(WORK TO COMPLETE):
Search the data for the word "Settings" and copy each line that has it.

(RECORDED INFORMATION):
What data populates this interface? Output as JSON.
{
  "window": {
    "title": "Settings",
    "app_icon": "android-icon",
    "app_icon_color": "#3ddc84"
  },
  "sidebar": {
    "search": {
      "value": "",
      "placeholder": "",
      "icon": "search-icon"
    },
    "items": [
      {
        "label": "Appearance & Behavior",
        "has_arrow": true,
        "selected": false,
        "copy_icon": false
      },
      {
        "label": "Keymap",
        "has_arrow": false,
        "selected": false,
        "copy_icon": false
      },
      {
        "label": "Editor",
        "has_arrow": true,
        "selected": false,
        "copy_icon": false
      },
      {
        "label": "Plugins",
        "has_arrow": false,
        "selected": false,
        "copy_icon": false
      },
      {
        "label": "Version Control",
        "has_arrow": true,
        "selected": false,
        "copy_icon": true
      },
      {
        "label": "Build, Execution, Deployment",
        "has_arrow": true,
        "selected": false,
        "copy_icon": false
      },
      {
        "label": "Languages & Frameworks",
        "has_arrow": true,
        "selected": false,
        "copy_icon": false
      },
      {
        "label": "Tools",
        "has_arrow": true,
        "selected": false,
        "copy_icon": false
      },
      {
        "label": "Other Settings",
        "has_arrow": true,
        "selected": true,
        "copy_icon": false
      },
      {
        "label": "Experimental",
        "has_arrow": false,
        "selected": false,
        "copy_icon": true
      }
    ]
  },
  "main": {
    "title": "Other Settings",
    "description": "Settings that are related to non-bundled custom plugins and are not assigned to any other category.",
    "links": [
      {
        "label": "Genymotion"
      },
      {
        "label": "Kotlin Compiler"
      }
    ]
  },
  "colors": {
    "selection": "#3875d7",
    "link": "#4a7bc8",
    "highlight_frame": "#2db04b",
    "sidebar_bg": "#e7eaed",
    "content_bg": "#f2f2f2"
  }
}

(ANSWER TO THE EXERCISE):
    "title": "Settings",
        "label": "Other Settings",
    "title": "Other Settings",
    "description": "Settings that are related to non-bundled custom plugins and are not assigned to any other category.",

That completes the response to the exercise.